— EXCERPTED RECORDS —
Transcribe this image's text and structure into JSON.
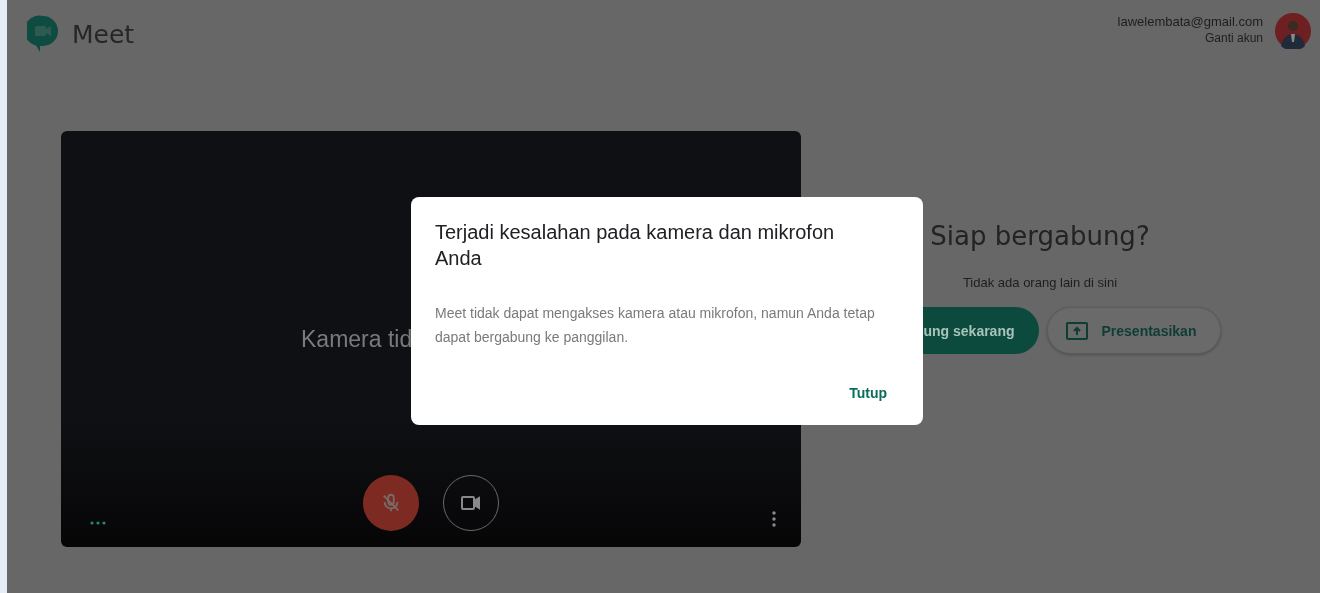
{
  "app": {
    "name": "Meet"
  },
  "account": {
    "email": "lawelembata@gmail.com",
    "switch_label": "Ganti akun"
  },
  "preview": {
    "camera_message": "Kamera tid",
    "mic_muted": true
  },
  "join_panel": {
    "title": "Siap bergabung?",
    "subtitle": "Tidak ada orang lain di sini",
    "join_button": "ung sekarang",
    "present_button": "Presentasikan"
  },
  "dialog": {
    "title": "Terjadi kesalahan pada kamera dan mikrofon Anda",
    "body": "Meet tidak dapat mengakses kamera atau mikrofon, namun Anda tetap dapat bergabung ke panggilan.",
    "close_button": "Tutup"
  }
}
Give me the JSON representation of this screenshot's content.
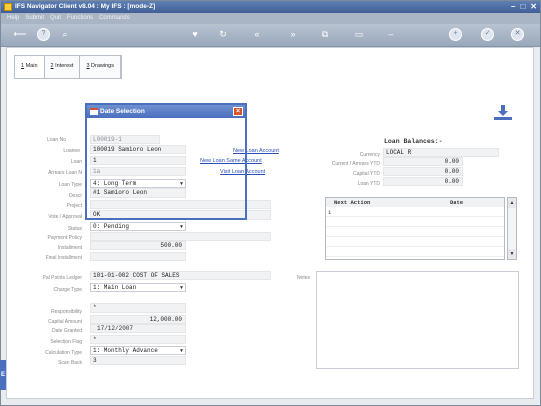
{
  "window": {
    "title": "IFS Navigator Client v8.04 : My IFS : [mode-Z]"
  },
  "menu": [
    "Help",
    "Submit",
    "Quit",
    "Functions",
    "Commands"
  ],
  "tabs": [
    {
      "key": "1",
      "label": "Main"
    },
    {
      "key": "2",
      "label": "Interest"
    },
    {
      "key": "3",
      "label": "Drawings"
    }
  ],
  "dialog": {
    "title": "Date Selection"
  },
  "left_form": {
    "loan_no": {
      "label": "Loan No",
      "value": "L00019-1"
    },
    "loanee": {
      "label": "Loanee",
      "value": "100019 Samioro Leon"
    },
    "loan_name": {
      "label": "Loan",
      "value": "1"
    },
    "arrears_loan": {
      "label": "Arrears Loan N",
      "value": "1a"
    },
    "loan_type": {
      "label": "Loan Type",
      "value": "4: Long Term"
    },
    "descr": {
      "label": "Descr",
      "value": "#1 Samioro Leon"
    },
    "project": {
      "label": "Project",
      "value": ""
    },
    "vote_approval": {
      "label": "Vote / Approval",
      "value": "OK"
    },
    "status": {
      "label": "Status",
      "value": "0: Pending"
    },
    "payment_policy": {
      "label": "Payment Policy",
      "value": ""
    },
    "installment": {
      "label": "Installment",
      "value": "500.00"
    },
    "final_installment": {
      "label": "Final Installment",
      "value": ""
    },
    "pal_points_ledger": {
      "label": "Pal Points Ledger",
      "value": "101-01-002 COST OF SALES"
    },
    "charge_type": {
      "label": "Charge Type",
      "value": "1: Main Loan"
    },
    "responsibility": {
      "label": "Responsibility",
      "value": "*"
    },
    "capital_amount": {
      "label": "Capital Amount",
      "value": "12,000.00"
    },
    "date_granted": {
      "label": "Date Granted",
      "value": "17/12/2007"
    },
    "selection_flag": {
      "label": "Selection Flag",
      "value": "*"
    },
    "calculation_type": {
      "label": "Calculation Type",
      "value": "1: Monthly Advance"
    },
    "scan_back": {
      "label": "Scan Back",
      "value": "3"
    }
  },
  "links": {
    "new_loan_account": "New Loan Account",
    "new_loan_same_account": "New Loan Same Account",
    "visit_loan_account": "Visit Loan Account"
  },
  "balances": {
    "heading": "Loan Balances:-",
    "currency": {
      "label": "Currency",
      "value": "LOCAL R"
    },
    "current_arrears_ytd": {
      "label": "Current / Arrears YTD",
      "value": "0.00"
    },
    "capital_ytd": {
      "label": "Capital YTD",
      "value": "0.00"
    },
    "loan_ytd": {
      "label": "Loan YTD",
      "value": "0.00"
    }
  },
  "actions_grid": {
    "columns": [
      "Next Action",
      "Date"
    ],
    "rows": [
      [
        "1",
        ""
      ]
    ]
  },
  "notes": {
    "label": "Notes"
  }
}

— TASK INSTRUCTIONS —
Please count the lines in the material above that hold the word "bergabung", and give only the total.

— ANSWER SECTION —
2